WORK INSTRUCTIONS>
What you return must match the material exactly, with every line present.
----
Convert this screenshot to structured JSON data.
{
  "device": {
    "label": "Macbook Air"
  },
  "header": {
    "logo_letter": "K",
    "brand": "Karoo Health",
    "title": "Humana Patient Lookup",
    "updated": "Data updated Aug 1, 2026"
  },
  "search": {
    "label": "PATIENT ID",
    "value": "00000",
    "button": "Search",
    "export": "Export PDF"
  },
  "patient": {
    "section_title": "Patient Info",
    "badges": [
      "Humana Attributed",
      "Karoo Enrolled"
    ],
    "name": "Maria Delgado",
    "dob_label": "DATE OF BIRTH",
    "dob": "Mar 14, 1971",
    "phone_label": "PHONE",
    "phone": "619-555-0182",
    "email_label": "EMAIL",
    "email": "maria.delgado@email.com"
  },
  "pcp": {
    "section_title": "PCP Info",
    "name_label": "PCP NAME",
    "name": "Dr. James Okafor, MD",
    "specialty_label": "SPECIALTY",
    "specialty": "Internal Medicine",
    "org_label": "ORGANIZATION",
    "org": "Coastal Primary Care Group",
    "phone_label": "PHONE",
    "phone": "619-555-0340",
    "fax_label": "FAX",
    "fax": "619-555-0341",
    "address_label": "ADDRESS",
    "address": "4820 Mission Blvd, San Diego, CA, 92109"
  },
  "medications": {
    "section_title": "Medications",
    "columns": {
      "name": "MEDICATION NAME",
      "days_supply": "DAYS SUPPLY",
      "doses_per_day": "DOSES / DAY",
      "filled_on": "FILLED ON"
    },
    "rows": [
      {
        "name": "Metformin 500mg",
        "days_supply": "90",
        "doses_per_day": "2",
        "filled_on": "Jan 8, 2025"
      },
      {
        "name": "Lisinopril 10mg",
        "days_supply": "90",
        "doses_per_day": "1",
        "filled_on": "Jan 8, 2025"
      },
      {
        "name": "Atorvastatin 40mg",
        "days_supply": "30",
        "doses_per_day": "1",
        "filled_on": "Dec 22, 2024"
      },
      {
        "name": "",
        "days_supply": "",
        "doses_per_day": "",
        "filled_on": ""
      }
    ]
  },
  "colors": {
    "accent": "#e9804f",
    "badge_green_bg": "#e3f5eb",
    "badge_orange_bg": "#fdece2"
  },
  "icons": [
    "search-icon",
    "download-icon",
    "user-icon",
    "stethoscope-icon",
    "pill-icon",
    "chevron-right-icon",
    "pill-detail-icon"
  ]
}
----
OUTPUT FOR THIS TASK>
Convert this screenshot to structured JSON data.
{
  "device": {
    "label": "Macbook Air"
  },
  "header": {
    "logo_letter": "K",
    "brand": "Karoo Health",
    "title": "Humana Patient Lookup",
    "updated": "Data updated Aug 1, 2026"
  },
  "search": {
    "label": "PATIENT ID",
    "value": "00000",
    "button": "Search",
    "export": "Export PDF"
  },
  "patient": {
    "section_title": "Patient Info",
    "badges": [
      "Humana Attributed",
      "Karoo Enrolled"
    ],
    "name": "Maria Delgado",
    "dob_label": "DATE OF BIRTH",
    "dob": "Mar 14, 1971",
    "phone_label": "PHONE",
    "phone": "619-555-0182",
    "email_label": "EMAIL",
    "email": "maria.delgado@email.com"
  },
  "pcp": {
    "section_title": "PCP Info",
    "name_label": "PCP NAME",
    "name": "Dr. James Okafor, MD",
    "specialty_label": "SPECIALTY",
    "specialty": "Internal Medicine",
    "org_label": "ORGANIZATION",
    "org": "Coastal Primary Care Group",
    "phone_label": "PHONE",
    "phone": "619-555-0340",
    "fax_label": "FAX",
    "fax": "619-555-0341",
    "address_label": "ADDRESS",
    "address": "4820 Mission Blvd, San Diego, CA, 92109"
  },
  "medications": {
    "section_title": "Medications",
    "columns": {
      "name": "MEDICATION NAME",
      "days_supply": "DAYS SUPPLY",
      "doses_per_day": "DOSES / DAY",
      "filled_on": "FILLED ON"
    },
    "rows": [
      {
        "name": "Metformin 500mg",
        "days_supply": "90",
        "doses_per_day": "2",
        "filled_on": "Jan 8, 2025"
      },
      {
        "name": "Lisinopril 10mg",
        "days_supply": "90",
        "doses_per_day": "1",
        "filled_on": "Jan 8, 2025"
      },
      {
        "name": "Atorvastatin 40mg",
        "days_supply": "30",
        "doses_per_day": "1",
        "filled_on": "Dec 22, 2024"
      },
      {
        "name": "",
        "days_supply": "",
        "doses_per_day": "",
        "filled_on": ""
      }
    ]
  },
  "colors": {
    "accent": "#e9804f",
    "badge_green_bg": "#e3f5eb",
    "badge_orange_bg": "#fdece2"
  },
  "icons": [
    "search-icon",
    "download-icon",
    "user-icon",
    "stethoscope-icon",
    "pill-icon",
    "chevron-right-icon",
    "pill-detail-icon"
  ]
}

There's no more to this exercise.